declining vulture population

Beneficiaries

vultures, local farmers and local population.

How do the building blocks interact?

The restoration and conservation of a population of vultures require several key elements: protection of individuals, their natural habitat and food resources. Regulatory tools in place at local level (presence of national park creation of the nature reserve) have validated the first 2 points. The food resource of vultures consists primarily of livestock. The establishment of natural plot rendering allows, in addition to the restoration of ancestral links between vultures and pastoralism, to maintain a food supply throughout the year, and under controlled sanitary conditions. The sustainability of the population of vultures is possible only in combination with the social acceptance of the vulture. Capitalizing on the services rendered by vultures is important, and is implemented through the partnership with the farming profession. In addition, the establishment of a tourist offer related to the local population of vultures allows a wider acceptance and strengthens the development of the area by creating jobs and bringing new sources of revenue.

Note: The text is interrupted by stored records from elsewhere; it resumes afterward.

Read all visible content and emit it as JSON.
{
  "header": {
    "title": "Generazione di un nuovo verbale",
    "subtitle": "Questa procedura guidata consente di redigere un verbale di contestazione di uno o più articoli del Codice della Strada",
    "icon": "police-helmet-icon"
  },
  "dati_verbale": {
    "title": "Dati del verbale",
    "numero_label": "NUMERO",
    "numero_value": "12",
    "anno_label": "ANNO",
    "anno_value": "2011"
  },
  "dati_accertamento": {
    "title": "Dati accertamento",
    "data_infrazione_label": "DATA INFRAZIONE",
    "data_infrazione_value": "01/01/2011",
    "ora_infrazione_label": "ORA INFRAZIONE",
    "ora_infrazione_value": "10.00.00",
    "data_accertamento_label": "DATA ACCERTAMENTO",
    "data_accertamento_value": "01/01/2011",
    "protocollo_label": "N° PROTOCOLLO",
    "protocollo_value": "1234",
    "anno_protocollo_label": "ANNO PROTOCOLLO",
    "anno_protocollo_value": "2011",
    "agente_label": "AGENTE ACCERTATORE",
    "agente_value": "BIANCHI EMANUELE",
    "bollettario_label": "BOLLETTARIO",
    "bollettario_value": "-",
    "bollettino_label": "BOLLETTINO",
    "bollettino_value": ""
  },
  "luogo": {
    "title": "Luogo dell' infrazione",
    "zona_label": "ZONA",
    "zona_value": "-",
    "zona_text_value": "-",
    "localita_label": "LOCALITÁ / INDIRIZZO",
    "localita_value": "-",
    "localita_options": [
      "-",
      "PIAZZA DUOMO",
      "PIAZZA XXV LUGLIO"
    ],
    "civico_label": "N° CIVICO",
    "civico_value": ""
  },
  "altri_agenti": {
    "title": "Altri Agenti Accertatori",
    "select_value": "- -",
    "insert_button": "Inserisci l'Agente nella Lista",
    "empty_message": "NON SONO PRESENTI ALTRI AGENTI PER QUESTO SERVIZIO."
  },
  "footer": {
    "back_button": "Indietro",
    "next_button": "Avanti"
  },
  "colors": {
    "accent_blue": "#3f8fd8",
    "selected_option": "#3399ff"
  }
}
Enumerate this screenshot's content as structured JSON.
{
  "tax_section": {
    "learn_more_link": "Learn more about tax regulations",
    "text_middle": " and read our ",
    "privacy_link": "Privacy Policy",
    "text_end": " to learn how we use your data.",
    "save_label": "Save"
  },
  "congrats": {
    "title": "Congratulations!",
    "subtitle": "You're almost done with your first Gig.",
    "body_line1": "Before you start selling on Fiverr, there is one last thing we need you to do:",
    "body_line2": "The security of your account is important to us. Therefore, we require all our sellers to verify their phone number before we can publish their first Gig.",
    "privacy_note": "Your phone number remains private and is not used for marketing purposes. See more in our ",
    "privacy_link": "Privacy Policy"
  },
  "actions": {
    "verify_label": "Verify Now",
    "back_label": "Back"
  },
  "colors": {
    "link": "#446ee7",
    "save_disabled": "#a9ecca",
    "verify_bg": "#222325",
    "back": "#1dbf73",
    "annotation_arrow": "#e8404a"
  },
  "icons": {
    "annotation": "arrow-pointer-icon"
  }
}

Impacts

The creation of the Ossau national reserve, managed by the National Park, has resulted in a significant population growth among vultures throughout the Pyrenees. Additional reserve effect results include: - The development of nature tourism linked to the development of this natural heritage (development of a site visit and "the Vulture Cliff" (15,000 annual admissions, broadcast images of cameras filming nesting areas), raptor networking sites discovered between France and Spain, the creation of an interpretive trail around prey, an increase in time that birds stay home, and a rise of foreign customers accompanied by certified output professionals. - Restoring links between farms and mountain vultures, natural renderers valleys and improved perception of vultures among residents and farmers.

Contributed by

Philippe Ospital PARC NATIONAL DES PYRENEES

Other contributors

PARC NATIONAL DES PYRENEES